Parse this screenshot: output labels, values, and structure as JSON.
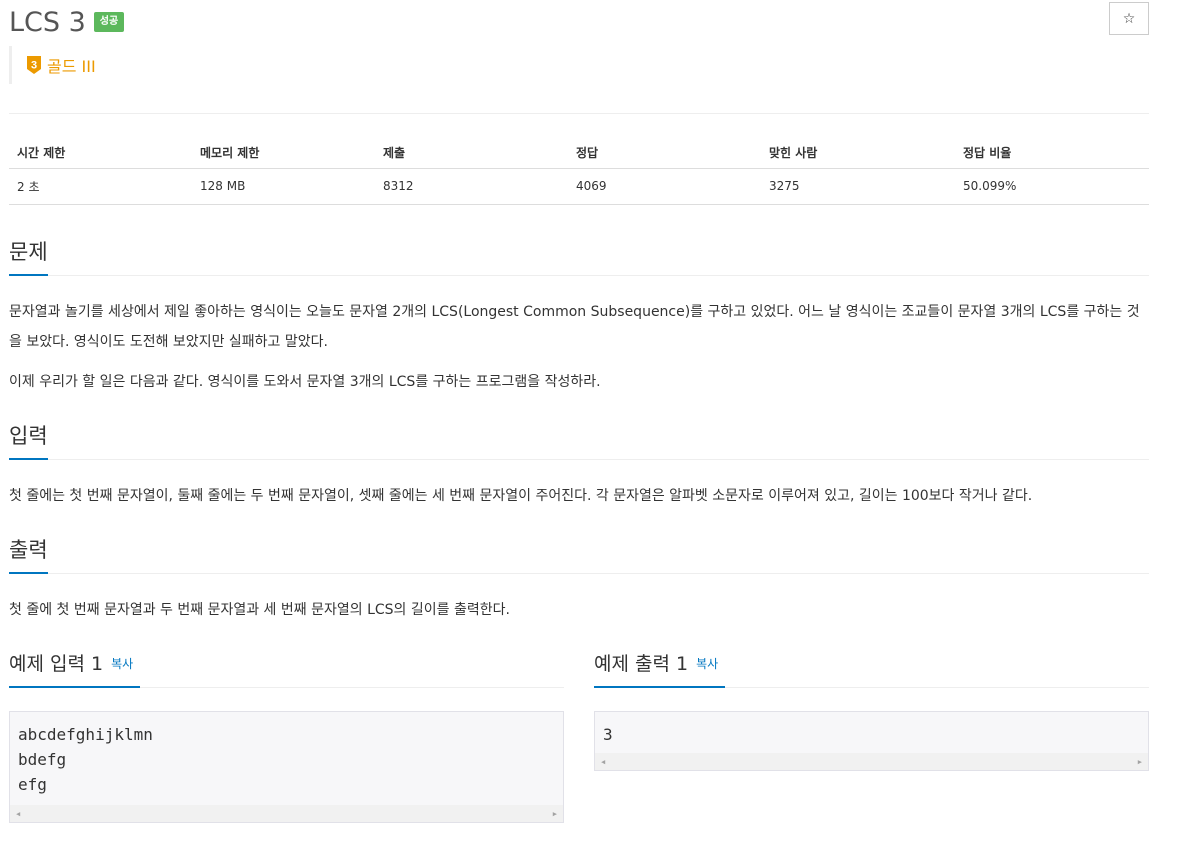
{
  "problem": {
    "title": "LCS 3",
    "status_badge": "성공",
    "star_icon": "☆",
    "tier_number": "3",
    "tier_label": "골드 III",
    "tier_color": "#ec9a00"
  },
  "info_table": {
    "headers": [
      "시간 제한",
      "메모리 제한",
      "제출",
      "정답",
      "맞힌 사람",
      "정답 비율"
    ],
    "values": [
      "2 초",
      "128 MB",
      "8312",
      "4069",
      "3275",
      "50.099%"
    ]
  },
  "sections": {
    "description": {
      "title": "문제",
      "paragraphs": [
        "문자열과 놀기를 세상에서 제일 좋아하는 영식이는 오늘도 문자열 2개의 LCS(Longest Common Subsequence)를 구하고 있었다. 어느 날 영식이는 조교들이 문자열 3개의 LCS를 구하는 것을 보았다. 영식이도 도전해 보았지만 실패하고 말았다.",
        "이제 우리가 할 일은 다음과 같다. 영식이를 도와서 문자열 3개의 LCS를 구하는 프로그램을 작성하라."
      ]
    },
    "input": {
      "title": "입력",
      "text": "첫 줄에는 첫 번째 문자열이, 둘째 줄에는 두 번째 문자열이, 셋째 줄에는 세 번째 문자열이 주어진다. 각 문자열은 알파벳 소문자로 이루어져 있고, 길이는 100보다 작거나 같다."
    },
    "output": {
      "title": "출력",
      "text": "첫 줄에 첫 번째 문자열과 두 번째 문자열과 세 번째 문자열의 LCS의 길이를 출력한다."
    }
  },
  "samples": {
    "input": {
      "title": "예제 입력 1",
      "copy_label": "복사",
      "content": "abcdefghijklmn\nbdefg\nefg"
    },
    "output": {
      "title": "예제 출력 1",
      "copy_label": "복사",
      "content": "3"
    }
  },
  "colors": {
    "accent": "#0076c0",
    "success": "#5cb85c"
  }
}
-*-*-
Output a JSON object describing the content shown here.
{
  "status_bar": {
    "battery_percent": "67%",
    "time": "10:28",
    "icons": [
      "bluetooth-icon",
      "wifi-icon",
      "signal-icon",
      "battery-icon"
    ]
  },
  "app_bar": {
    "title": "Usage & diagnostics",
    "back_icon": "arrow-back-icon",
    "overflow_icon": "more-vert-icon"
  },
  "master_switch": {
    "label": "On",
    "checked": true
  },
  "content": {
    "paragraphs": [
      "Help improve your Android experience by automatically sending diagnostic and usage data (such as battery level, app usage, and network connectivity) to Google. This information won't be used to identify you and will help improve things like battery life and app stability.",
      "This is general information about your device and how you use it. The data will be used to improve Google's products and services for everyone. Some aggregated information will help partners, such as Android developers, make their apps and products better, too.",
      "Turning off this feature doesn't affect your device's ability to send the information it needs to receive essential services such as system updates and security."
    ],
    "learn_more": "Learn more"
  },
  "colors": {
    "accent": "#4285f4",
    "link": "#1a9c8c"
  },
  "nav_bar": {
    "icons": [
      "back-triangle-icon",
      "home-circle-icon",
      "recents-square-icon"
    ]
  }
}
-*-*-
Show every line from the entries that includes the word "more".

    "overflow_icon": "more-vert-icon"
    "learn_more": "Learn more"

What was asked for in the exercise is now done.